AVAILABLE DATA below:
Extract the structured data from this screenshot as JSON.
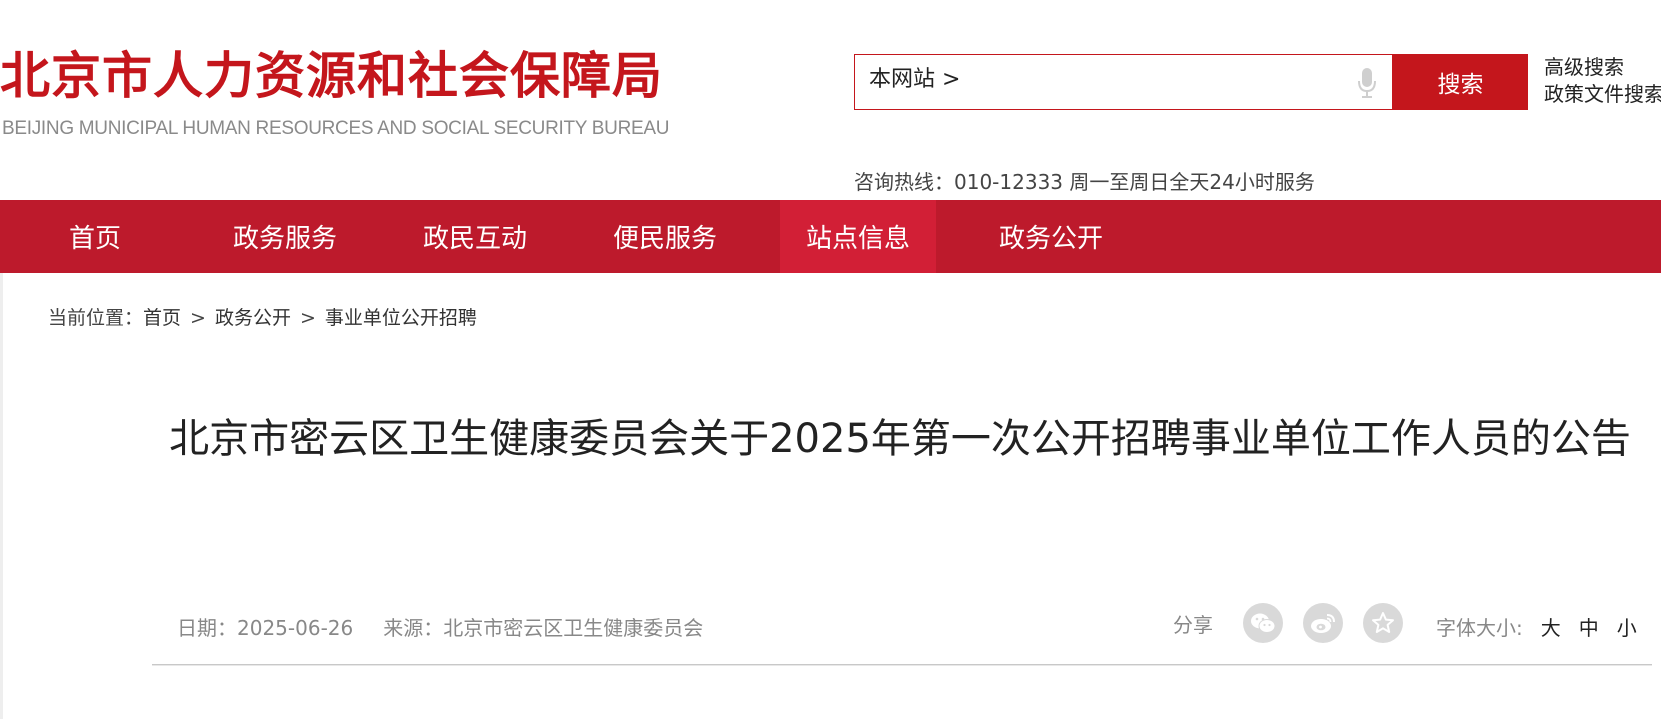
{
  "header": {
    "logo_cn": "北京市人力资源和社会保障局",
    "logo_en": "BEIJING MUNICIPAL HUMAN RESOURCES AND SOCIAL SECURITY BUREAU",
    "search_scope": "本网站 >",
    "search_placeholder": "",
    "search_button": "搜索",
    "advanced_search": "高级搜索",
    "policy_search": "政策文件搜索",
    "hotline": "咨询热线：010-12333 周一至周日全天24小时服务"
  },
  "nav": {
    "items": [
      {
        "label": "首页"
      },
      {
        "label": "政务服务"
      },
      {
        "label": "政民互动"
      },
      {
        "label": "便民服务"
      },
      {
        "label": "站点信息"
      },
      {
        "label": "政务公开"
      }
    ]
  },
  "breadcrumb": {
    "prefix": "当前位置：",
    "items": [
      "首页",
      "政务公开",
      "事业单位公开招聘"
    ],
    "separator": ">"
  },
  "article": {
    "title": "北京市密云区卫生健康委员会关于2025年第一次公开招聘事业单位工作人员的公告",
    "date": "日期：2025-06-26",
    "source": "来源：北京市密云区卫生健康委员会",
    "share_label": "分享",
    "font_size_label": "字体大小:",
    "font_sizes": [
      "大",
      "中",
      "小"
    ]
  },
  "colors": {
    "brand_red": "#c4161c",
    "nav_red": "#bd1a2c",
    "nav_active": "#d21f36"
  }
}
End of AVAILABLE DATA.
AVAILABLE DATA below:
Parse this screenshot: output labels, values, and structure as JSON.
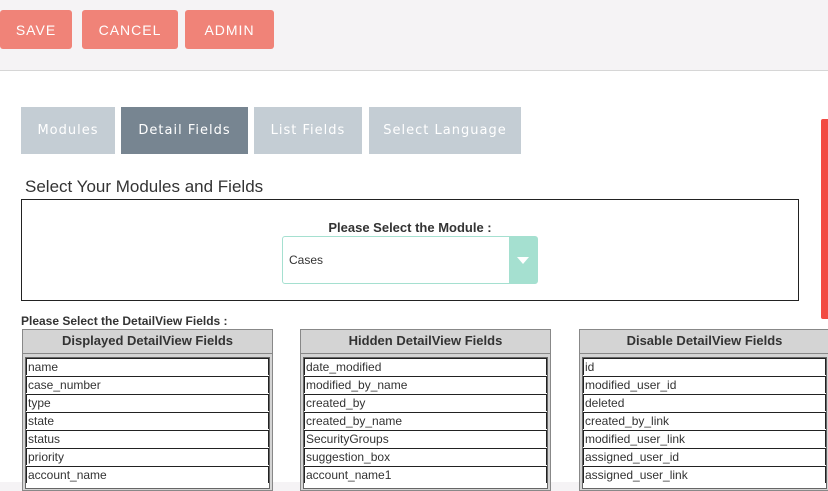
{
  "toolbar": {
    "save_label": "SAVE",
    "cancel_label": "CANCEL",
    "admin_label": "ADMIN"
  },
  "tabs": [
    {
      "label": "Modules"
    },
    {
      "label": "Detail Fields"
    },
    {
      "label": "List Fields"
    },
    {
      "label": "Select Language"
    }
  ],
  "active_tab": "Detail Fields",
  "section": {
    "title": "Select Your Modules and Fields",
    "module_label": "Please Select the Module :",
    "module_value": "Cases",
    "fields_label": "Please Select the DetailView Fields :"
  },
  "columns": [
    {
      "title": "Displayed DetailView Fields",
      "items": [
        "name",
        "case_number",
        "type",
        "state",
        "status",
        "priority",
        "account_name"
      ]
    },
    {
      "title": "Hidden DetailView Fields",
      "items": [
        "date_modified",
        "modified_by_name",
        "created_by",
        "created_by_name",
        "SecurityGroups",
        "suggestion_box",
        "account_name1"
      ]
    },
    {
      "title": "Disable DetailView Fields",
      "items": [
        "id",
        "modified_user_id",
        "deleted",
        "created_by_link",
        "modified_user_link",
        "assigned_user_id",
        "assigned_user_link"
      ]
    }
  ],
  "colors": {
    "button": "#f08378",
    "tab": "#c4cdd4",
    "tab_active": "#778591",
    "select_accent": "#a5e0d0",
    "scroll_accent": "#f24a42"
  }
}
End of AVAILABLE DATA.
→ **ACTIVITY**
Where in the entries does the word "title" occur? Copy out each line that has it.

→ **SOLUTION BELOW**
    "title": "北京市密云区卫生健康委员会关于2025年第一次公开招聘事业单位工作人员的公告",
    "title": "Select Your Modules and Fields",
      "title": "Displayed DetailView Fields",
      "title": "Hidden DetailView Fields",
      "title": "Disable DetailView Fields",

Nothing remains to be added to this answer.